India and Pakistan both have an enormous number of children at risk for poor development because of malnourishment and lack of appropriate stimulation when they are young. The Sustainable Program Incorporating Nutrition and Games, or SPRING, uses home visits by community-based health workers to improve development. In both countries, SPRING is being implemented in concert with government programs that support child development, and the results of the evaluations will help policymakers better understand what is effective and scalable.
|Research Area:||Early Childhood Nutrition, Development, and Health|
|Country:||India and Pakistan|
|Evaluation Sample:||6,000 mothers and children|
|Timeline:||24-month intervention from 2014-2016|
|Intervention:||Monthly home visits|
|Researchers:||Neha Batura, Gauri Diwan, Zelee Hill, Betty Kirkwood, Ildo Jose Lautharte Junior, Shamsa Rizwan , Reetabrata Roy, Jolene Skordis, Seyi Soremekun|
|Partners:||London School of Hygiene and Tropical Medicine; University of Liverpool, UK; University College London; Human Development Research Foundation, Pakistan; Sangath, India; Ministry of Health, Pakistan, Health Services Academy, Pakistan, the Lady Health Worker Programme, Pakistan; Wellcome Trust|
India and Pakistan both have millions of children at risk of not reaching their developmental potential because of malnourishment and lack of appropriate stimulation and learning opportunities. India alone is home to more than 40 million stunted children under age 5 and despite some improvement, child undernutrition rates in India are among the highest in the world. In Pakistan, one-third of all children are underweight, nearly 44 percent are stunted, 15 percent are wasted, and about half are anemic.
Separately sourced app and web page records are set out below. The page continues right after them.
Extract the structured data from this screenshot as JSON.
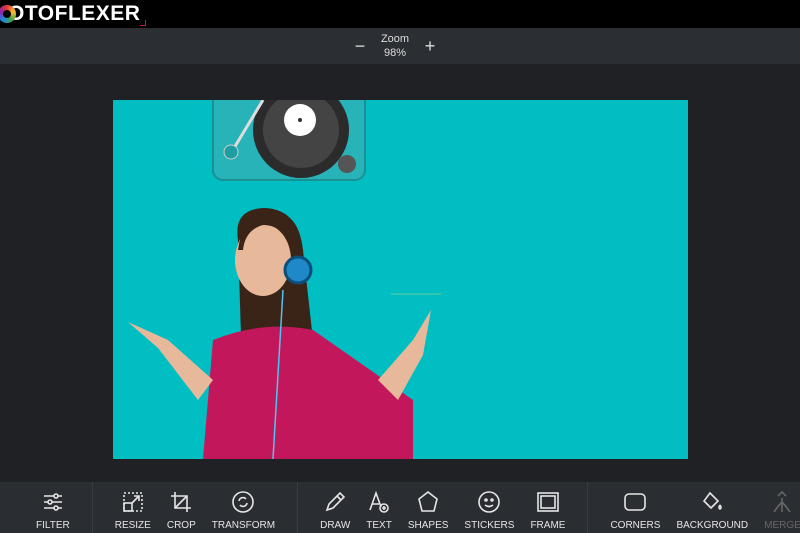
{
  "app": {
    "logo_text": "OTOFLEXER"
  },
  "zoom": {
    "label": "Zoom",
    "value": "98%",
    "minus": "−",
    "plus": "+"
  },
  "canvas": {
    "background_color": "#00bec2"
  },
  "toolbar": {
    "groups": [
      [
        {
          "label": "FILTER",
          "icon": "sliders-icon"
        }
      ],
      [
        {
          "label": "RESIZE",
          "icon": "resize-icon"
        },
        {
          "label": "CROP",
          "icon": "crop-icon"
        },
        {
          "label": "TRANSFORM",
          "icon": "rotate-icon"
        }
      ],
      [
        {
          "label": "DRAW",
          "icon": "pencil-icon"
        },
        {
          "label": "TEXT",
          "icon": "text-add-icon"
        },
        {
          "label": "SHAPES",
          "icon": "pentagon-icon"
        },
        {
          "label": "STICKERS",
          "icon": "smiley-icon"
        },
        {
          "label": "FRAME",
          "icon": "frame-icon"
        }
      ],
      [
        {
          "label": "CORNERS",
          "icon": "rounded-square-icon"
        },
        {
          "label": "BACKGROUND",
          "icon": "paint-bucket-icon"
        },
        {
          "label": "MERGE",
          "icon": "merge-icon",
          "disabled": true
        }
      ]
    ]
  }
}
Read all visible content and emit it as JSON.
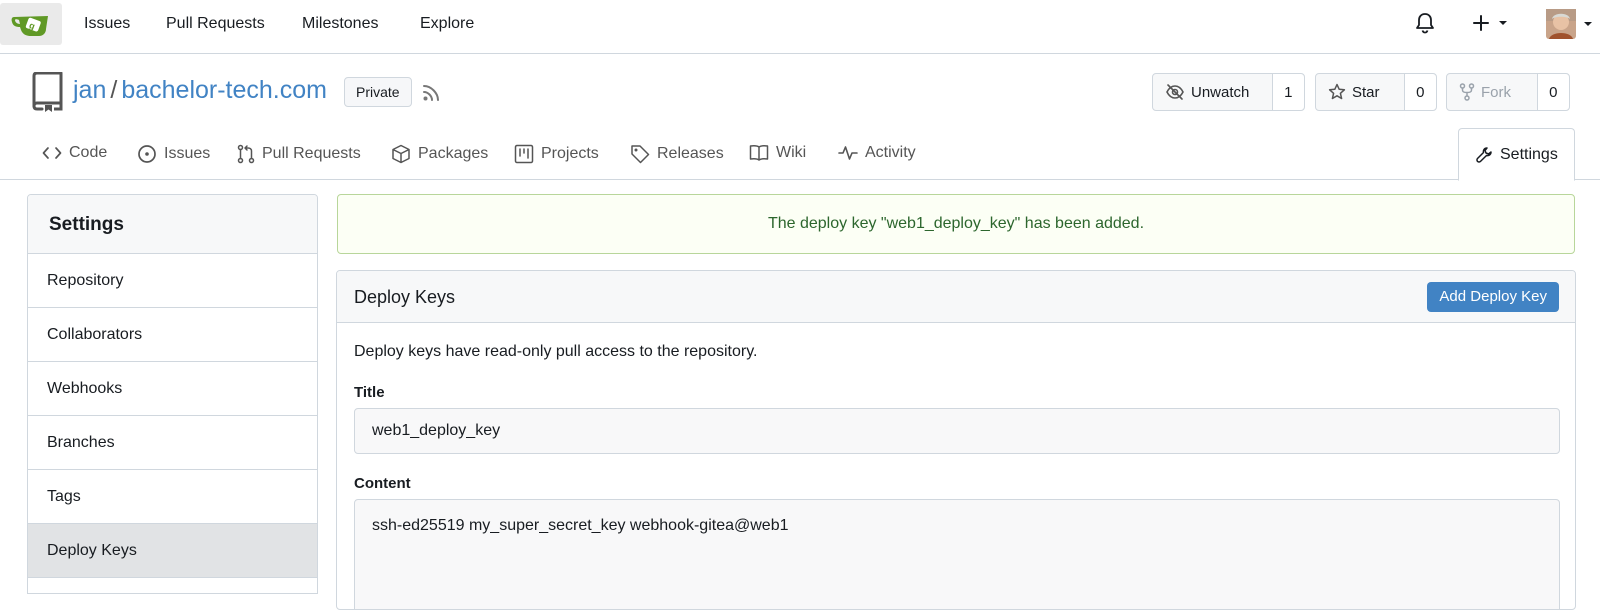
{
  "nav": {
    "items": [
      "Issues",
      "Pull Requests",
      "Milestones",
      "Explore"
    ]
  },
  "repo": {
    "owner": "jan",
    "separator": "/",
    "name": "bachelor-tech.com",
    "visibility": "Private",
    "unwatch_label": "Unwatch",
    "watch_count": "1",
    "star_label": "Star",
    "star_count": "0",
    "fork_label": "Fork",
    "fork_count": "0"
  },
  "tabs": [
    "Code",
    "Issues",
    "Pull Requests",
    "Packages",
    "Projects",
    "Releases",
    "Wiki",
    "Activity",
    "Settings"
  ],
  "sidebar": {
    "title": "Settings",
    "items": [
      "Repository",
      "Collaborators",
      "Webhooks",
      "Branches",
      "Tags",
      "Deploy Keys"
    ]
  },
  "flash": {
    "message": "The deploy key \"web1_deploy_key\" has been added."
  },
  "deploy_keys": {
    "title": "Deploy Keys",
    "add_label": "Add Deploy Key",
    "description": "Deploy keys have read-only pull access to the repository.",
    "title_label": "Title",
    "title_value": "web1_deploy_key",
    "content_label": "Content",
    "content_value": "ssh-ed25519 my_super_secret_key webhook-gitea@web1"
  },
  "colors": {
    "accent": "#4183c4",
    "success_text": "#2c662d",
    "success_border": "#b8d69a",
    "logo_green": "#609926"
  }
}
The Sustainable Program Incorporating Nutrition and Games (SPRING) program is a home visiting program for pregnant women and children in their first two years of life, where community workers work with families to promote better child care practices related to infant and young child feeding and mother-child interaction and play and to encourage family support and involvement.
This evaluation has been set up as a cluster randomized control trial. In India, the 24 clusters consist of catchment areas of health subcenters, randomly assigned to 12 treatment subcenters and 12 control subcenters. In Pakistan, the 20 clusters are union councils, randomly assigned to 10 treatment councils and 10 control councils. Researchers in India and Pakistan are evaluating the impact of the program on the home environment, child growth and development.
Pregnant women and women with children under age two.
The results will be available in 2019.
The Government of India currently is exploring how they can better use community-based workers to improve child development and the team hopes to present the results when the analysis is complete to provide new information to the government. Likewise, in Pakistan, where early childhood development is a priority for the government, the research team expects to present findings to the government to encourage use of the results.